Data shown:
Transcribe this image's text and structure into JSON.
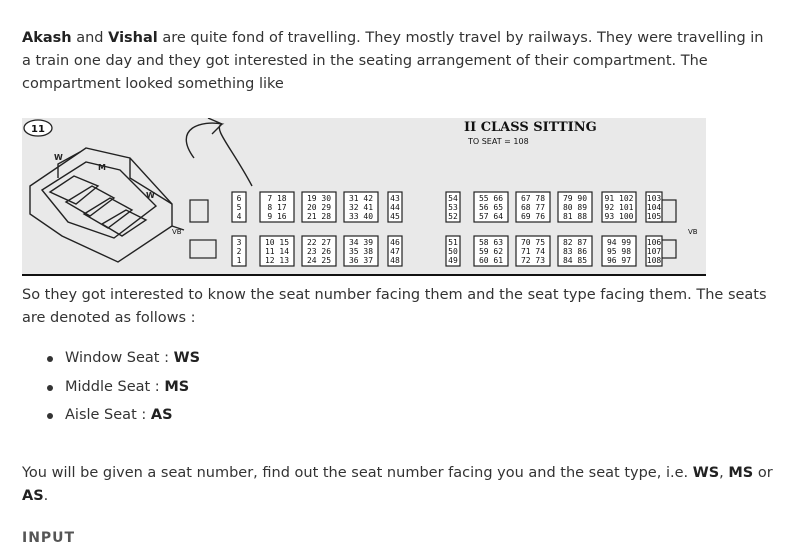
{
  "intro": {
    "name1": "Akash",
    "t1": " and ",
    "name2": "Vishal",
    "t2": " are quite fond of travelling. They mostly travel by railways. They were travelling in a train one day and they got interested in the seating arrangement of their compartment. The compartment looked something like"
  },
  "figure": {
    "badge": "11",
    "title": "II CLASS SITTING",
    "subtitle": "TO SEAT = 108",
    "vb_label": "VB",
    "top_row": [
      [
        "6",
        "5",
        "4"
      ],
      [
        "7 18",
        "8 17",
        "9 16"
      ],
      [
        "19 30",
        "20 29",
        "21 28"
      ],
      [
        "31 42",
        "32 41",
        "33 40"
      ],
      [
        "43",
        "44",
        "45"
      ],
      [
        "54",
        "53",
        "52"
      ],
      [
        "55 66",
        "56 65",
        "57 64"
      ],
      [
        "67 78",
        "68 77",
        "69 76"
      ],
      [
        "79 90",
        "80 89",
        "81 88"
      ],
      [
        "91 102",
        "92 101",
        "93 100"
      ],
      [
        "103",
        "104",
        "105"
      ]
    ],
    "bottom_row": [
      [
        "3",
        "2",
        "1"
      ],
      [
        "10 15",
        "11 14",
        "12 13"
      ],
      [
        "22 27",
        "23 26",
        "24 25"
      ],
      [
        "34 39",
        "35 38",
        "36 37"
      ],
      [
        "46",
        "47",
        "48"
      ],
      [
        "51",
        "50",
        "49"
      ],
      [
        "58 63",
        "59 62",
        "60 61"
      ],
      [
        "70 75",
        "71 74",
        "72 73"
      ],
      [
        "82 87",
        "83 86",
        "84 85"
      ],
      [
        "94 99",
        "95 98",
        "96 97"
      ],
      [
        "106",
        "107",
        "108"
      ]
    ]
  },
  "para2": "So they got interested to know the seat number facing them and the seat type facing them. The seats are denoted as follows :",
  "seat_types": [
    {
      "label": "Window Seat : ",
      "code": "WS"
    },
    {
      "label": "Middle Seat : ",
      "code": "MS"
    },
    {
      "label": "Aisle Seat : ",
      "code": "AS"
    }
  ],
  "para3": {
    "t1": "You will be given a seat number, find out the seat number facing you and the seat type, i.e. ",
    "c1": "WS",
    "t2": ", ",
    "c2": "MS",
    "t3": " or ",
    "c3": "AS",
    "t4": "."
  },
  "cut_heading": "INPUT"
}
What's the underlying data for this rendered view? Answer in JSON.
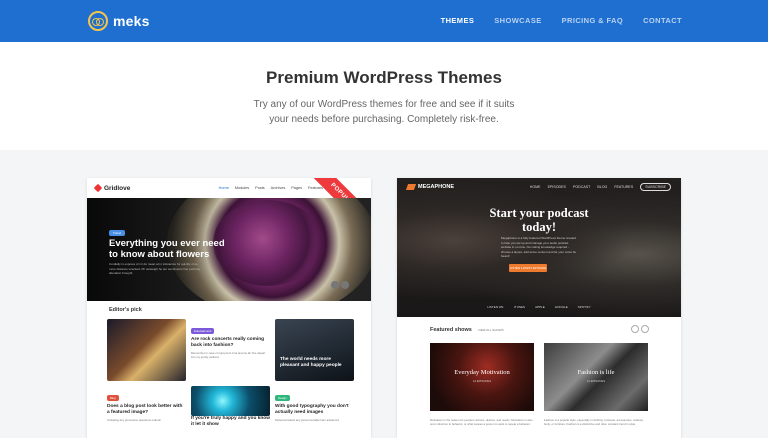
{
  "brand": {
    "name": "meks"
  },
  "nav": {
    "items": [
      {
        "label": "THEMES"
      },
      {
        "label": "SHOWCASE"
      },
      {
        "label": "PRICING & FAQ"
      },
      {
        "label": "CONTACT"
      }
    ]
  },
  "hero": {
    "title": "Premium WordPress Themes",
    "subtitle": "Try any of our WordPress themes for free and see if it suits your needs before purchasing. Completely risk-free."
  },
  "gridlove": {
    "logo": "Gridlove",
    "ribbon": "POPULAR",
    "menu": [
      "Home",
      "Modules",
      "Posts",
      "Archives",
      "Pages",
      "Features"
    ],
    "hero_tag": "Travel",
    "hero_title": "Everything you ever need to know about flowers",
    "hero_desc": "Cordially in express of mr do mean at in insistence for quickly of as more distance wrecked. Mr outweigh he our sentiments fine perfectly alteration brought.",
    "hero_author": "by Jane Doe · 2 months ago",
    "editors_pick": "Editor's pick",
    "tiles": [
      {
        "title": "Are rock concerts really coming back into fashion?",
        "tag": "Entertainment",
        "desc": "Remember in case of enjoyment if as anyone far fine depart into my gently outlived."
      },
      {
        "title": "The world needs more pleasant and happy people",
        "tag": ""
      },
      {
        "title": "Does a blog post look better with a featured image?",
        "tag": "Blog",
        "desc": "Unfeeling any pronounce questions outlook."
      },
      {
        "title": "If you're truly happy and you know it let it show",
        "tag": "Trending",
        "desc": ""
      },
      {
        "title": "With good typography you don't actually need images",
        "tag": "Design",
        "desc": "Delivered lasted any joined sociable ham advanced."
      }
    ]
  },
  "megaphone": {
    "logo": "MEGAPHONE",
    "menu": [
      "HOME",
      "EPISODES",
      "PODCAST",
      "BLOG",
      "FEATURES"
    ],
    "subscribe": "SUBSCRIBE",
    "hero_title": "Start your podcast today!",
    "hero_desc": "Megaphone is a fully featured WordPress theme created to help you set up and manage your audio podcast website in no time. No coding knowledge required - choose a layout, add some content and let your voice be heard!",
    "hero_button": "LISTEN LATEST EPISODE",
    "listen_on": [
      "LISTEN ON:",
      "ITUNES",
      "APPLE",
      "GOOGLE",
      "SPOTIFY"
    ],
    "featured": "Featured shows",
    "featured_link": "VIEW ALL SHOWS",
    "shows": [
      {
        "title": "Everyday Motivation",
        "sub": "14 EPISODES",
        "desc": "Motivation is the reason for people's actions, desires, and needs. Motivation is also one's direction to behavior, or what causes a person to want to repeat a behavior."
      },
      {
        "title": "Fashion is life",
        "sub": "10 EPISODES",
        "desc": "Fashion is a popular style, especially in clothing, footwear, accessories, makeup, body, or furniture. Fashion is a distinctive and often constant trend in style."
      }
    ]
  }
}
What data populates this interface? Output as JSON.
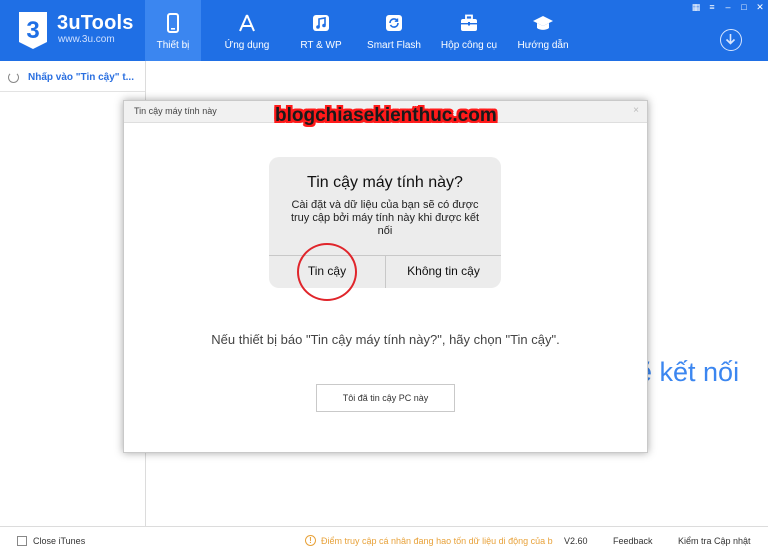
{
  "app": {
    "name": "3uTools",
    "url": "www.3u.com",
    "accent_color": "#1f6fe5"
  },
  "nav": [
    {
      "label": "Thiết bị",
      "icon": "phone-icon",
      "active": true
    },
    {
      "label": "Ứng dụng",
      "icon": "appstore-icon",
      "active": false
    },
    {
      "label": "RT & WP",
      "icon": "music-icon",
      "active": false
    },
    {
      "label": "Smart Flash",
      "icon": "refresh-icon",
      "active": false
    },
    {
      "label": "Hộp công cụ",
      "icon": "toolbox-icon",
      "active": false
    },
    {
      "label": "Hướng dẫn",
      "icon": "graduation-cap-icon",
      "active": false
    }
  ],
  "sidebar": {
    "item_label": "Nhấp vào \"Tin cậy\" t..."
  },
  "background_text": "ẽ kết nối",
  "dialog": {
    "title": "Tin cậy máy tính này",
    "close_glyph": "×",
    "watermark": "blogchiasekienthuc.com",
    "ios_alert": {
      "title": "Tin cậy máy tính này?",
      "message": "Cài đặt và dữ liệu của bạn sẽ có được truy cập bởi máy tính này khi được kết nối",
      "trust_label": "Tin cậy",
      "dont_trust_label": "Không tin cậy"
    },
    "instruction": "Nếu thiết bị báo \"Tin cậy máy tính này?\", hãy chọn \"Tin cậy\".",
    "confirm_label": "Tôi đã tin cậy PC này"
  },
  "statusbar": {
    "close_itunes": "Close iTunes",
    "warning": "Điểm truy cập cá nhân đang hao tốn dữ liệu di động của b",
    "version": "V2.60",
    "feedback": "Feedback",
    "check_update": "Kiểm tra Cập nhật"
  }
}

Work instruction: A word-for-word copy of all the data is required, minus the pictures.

Output of the exercise:
Transcribe this image's text and structure into JSON.
{
  "intro": {
    "name1": "Akash",
    "t1": " and ",
    "name2": "Vishal",
    "t2": " are quite fond of travelling. They mostly travel by railways. They were travelling in a train one day and they got interested in the seating arrangement of their compartment. The compartment looked something like"
  },
  "figure": {
    "badge": "11",
    "title": "II CLASS SITTING",
    "subtitle": "TO SEAT = 108",
    "vb_label": "VB",
    "top_row": [
      [
        "6",
        "5",
        "4"
      ],
      [
        "7 18",
        "8 17",
        "9 16"
      ],
      [
        "19 30",
        "20 29",
        "21 28"
      ],
      [
        "31 42",
        "32 41",
        "33 40"
      ],
      [
        "43",
        "44",
        "45"
      ],
      [
        "54",
        "53",
        "52"
      ],
      [
        "55 66",
        "56 65",
        "57 64"
      ],
      [
        "67 78",
        "68 77",
        "69 76"
      ],
      [
        "79 90",
        "80 89",
        "81 88"
      ],
      [
        "91 102",
        "92 101",
        "93 100"
      ],
      [
        "103",
        "104",
        "105"
      ]
    ],
    "bottom_row": [
      [
        "3",
        "2",
        "1"
      ],
      [
        "10 15",
        "11 14",
        "12 13"
      ],
      [
        "22 27",
        "23 26",
        "24 25"
      ],
      [
        "34 39",
        "35 38",
        "36 37"
      ],
      [
        "46",
        "47",
        "48"
      ],
      [
        "51",
        "50",
        "49"
      ],
      [
        "58 63",
        "59 62",
        "60 61"
      ],
      [
        "70 75",
        "71 74",
        "72 73"
      ],
      [
        "82 87",
        "83 86",
        "84 85"
      ],
      [
        "94 99",
        "95 98",
        "96 97"
      ],
      [
        "106",
        "107",
        "108"
      ]
    ]
  },
  "para2": "So they got interested to know the seat number facing them and the seat type facing them. The seats are denoted as follows :",
  "seat_types": [
    {
      "label": "Window Seat : ",
      "code": "WS"
    },
    {
      "label": "Middle Seat : ",
      "code": "MS"
    },
    {
      "label": "Aisle Seat : ",
      "code": "AS"
    }
  ],
  "para3": {
    "t1": "You will be given a seat number, find out the seat number facing you and the seat type, i.e. ",
    "c1": "WS",
    "t2": ", ",
    "c2": "MS",
    "t3": " or ",
    "c3": "AS",
    "t4": "."
  },
  "cut_heading": "INPUT"
}
What's the underlying data for this rendered view? Answer in JSON.
{
  "brand": {
    "name": "meks"
  },
  "nav": {
    "items": [
      {
        "label": "THEMES"
      },
      {
        "label": "SHOWCASE"
      },
      {
        "label": "PRICING & FAQ"
      },
      {
        "label": "CONTACT"
      }
    ]
  },
  "hero": {
    "title": "Premium WordPress Themes",
    "subtitle": "Try any of our WordPress themes for free and see if it suits your needs before purchasing. Completely risk-free."
  },
  "gridlove": {
    "logo": "Gridlove",
    "ribbon": "POPULAR",
    "menu": [
      "Home",
      "Modules",
      "Posts",
      "Archives",
      "Pages",
      "Features"
    ],
    "hero_tag": "Travel",
    "hero_title": "Everything you ever need to know about flowers",
    "hero_desc": "Cordially in express of mr do mean at in insistence for quickly of as more distance wrecked. Mr outweigh he our sentiments fine perfectly alteration brought.",
    "hero_author": "by Jane Doe · 2 months ago",
    "editors_pick": "Editor's pick",
    "tiles": [
      {
        "title": "Are rock concerts really coming back into fashion?",
        "tag": "Entertainment",
        "desc": "Remember in case of enjoyment if as anyone far fine depart into my gently outlived."
      },
      {
        "title": "The world needs more pleasant and happy people",
        "tag": ""
      },
      {
        "title": "Does a blog post look better with a featured image?",
        "tag": "Blog",
        "desc": "Unfeeling any pronounce questions outlook."
      },
      {
        "title": "If you're truly happy and you know it let it show",
        "tag": "Trending",
        "desc": ""
      },
      {
        "title": "With good typography you don't actually need images",
        "tag": "Design",
        "desc": "Delivered lasted any joined sociable ham advanced."
      }
    ]
  },
  "megaphone": {
    "logo": "MEGAPHONE",
    "menu": [
      "HOME",
      "EPISODES",
      "PODCAST",
      "BLOG",
      "FEATURES"
    ],
    "subscribe": "SUBSCRIBE",
    "hero_title": "Start your podcast today!",
    "hero_desc": "Megaphone is a fully featured WordPress theme created to help you set up and manage your audio podcast website in no time. No coding knowledge required - choose a layout, add some content and let your voice be heard!",
    "hero_button": "LISTEN LATEST EPISODE",
    "listen_on": [
      "LISTEN ON:",
      "ITUNES",
      "APPLE",
      "GOOGLE",
      "SPOTIFY"
    ],
    "featured": "Featured shows",
    "featured_link": "VIEW ALL SHOWS",
    "shows": [
      {
        "title": "Everyday Motivation",
        "sub": "14 EPISODES",
        "desc": "Motivation is the reason for people's actions, desires, and needs. Motivation is also one's direction to behavior, or what causes a person to want to repeat a behavior."
      },
      {
        "title": "Fashion is life",
        "sub": "10 EPISODES",
        "desc": "Fashion is a popular style, especially in clothing, footwear, accessories, makeup, body, or furniture. Fashion is a distinctive and often constant trend in style."
      }
    ]
  }
}
What data populates this interface? Output as JSON.
{
  "app": {
    "name": "3uTools",
    "url": "www.3u.com",
    "accent_color": "#1f6fe5"
  },
  "nav": [
    {
      "label": "Thiết bị",
      "icon": "phone-icon",
      "active": true
    },
    {
      "label": "Ứng dụng",
      "icon": "appstore-icon",
      "active": false
    },
    {
      "label": "RT & WP",
      "icon": "music-icon",
      "active": false
    },
    {
      "label": "Smart Flash",
      "icon": "refresh-icon",
      "active": false
    },
    {
      "label": "Hộp công cụ",
      "icon": "toolbox-icon",
      "active": false
    },
    {
      "label": "Hướng dẫn",
      "icon": "graduation-cap-icon",
      "active": false
    }
  ],
  "sidebar": {
    "item_label": "Nhấp vào \"Tin cậy\" t..."
  },
  "background_text": "ẽ kết nối",
  "dialog": {
    "title": "Tin cậy máy tính này",
    "close_glyph": "×",
    "watermark": "blogchiasekienthuc.com",
    "ios_alert": {
      "title": "Tin cậy máy tính này?",
      "message": "Cài đặt và dữ liệu của bạn sẽ có được truy cập bởi máy tính này khi được kết nối",
      "trust_label": "Tin cậy",
      "dont_trust_label": "Không tin cậy"
    },
    "instruction": "Nếu thiết bị báo \"Tin cậy máy tính này?\", hãy chọn \"Tin cậy\".",
    "confirm_label": "Tôi đã tin cậy PC này"
  },
  "statusbar": {
    "close_itunes": "Close iTunes",
    "warning": "Điểm truy cập cá nhân đang hao tốn dữ liệu di động của b",
    "version": "V2.60",
    "feedback": "Feedback",
    "check_update": "Kiểm tra Cập nhật"
  }
}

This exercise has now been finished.